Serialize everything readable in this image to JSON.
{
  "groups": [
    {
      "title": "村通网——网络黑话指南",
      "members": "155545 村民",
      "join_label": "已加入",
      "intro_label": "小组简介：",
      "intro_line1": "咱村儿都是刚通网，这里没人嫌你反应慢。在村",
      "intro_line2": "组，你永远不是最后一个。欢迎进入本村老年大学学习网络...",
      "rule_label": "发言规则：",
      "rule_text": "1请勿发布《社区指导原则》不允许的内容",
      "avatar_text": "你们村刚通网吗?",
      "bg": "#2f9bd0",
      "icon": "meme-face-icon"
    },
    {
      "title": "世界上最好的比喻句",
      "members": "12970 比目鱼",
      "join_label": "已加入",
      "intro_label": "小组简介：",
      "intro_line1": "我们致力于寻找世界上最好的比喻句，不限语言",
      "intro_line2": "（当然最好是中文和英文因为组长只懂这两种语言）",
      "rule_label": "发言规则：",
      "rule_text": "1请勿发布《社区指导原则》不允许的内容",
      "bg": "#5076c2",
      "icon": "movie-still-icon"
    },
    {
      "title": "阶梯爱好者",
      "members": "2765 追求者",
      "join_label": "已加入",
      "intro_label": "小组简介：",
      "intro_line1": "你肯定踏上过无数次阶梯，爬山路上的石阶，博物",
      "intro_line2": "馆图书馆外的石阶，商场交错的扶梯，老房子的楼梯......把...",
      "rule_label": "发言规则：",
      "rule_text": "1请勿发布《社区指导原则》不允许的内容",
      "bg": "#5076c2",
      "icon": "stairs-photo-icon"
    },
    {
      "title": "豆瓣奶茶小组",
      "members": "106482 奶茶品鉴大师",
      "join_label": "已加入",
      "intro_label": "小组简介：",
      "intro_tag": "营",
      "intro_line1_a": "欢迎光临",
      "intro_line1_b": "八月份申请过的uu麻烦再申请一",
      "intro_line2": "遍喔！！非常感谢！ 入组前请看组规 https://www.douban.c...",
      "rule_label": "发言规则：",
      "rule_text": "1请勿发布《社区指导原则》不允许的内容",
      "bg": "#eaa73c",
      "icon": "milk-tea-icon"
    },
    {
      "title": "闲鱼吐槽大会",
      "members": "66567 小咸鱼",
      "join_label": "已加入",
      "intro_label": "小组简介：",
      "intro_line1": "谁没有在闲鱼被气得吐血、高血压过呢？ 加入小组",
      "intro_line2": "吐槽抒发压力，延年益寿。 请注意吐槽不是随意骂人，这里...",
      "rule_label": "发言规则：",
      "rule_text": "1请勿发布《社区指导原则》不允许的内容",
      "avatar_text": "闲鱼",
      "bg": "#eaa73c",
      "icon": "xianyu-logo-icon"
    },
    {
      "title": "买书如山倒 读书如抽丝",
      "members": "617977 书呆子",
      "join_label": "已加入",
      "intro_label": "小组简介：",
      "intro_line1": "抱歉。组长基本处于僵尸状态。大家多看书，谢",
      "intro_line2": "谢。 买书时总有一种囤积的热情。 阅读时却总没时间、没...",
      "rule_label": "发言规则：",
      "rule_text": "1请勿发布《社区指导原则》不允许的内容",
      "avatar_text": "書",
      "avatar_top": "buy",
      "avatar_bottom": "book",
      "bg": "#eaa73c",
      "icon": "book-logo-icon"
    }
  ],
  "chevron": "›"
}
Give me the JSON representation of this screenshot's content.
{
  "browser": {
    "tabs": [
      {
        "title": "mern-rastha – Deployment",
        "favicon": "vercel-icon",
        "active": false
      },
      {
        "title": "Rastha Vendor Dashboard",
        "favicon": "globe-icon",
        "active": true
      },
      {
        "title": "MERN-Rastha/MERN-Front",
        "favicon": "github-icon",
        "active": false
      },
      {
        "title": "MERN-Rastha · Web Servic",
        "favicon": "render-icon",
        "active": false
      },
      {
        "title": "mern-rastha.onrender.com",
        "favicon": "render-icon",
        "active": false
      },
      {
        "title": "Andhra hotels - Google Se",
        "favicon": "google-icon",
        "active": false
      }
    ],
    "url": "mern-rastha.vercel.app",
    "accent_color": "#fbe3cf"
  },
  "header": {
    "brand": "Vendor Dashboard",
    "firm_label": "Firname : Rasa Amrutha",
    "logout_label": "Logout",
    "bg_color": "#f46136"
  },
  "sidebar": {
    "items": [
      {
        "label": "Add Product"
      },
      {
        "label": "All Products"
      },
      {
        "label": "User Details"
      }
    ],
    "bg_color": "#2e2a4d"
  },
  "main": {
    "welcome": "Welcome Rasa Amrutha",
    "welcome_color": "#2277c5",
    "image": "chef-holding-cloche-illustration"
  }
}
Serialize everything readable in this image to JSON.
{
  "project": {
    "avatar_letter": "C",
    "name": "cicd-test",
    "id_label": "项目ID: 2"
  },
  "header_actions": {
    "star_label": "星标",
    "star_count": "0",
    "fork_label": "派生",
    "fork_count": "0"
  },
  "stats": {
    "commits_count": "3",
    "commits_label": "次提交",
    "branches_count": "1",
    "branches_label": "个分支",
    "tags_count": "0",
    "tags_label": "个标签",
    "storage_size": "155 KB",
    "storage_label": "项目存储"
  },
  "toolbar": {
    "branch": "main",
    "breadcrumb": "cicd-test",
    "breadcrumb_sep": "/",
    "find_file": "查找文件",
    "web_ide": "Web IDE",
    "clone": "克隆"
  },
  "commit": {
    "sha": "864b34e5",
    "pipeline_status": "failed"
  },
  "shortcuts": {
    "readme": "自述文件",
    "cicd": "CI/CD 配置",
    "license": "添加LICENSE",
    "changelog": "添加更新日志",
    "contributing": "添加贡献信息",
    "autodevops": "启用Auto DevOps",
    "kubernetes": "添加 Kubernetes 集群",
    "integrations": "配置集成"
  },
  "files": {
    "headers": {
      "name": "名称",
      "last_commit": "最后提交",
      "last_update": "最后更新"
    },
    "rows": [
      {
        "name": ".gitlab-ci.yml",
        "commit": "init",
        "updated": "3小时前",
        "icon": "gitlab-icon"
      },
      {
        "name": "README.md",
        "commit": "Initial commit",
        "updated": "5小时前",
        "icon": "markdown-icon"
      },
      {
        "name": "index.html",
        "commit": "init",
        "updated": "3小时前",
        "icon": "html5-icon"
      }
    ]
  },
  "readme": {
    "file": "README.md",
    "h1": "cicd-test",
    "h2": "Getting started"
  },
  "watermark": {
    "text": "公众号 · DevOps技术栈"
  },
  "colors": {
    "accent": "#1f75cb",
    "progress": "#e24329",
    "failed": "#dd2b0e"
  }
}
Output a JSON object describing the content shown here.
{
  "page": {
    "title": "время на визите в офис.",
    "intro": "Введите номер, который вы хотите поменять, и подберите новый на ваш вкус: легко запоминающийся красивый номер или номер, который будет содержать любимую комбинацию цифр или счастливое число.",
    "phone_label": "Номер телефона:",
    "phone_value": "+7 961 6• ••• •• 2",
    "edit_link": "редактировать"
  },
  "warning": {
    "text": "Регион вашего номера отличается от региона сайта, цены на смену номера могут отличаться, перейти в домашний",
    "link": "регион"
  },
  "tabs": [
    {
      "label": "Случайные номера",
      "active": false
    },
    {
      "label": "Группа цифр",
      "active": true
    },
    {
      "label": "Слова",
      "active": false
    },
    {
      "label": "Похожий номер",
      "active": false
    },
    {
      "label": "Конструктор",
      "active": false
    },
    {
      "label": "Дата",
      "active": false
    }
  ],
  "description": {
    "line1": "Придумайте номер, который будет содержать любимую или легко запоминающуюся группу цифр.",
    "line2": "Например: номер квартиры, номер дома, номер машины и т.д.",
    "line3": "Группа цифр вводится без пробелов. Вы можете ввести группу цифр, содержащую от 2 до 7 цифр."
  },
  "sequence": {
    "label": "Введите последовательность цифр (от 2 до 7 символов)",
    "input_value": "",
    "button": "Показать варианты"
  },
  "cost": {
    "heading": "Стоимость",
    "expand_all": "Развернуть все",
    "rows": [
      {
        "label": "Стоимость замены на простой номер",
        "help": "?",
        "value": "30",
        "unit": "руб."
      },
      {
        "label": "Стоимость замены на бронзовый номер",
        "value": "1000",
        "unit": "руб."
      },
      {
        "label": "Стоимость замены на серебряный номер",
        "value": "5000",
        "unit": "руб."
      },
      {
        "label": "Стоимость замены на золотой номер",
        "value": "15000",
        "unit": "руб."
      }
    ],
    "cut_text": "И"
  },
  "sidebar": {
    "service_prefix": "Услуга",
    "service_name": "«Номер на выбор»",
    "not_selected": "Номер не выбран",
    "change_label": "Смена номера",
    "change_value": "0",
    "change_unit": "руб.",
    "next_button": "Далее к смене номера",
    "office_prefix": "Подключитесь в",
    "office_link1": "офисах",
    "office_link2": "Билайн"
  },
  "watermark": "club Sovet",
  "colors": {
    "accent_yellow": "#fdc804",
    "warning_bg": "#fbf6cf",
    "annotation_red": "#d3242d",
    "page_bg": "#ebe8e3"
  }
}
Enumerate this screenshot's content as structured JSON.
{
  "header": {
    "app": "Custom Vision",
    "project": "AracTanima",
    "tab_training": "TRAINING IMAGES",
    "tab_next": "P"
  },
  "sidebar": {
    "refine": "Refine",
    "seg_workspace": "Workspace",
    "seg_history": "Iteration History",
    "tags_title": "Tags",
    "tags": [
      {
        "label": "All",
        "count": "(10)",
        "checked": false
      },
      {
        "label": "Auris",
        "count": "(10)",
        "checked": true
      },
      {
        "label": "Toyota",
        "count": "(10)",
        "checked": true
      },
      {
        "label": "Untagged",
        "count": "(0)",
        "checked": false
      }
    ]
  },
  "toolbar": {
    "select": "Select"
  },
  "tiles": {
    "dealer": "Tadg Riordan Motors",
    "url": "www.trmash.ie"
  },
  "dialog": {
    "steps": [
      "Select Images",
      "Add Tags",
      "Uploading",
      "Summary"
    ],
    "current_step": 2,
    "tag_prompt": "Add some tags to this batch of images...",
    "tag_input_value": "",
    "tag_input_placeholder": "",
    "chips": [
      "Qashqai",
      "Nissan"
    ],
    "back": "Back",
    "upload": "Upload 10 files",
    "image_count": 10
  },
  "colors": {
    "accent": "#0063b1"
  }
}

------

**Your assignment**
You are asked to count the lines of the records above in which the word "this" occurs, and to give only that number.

**Answer section**
5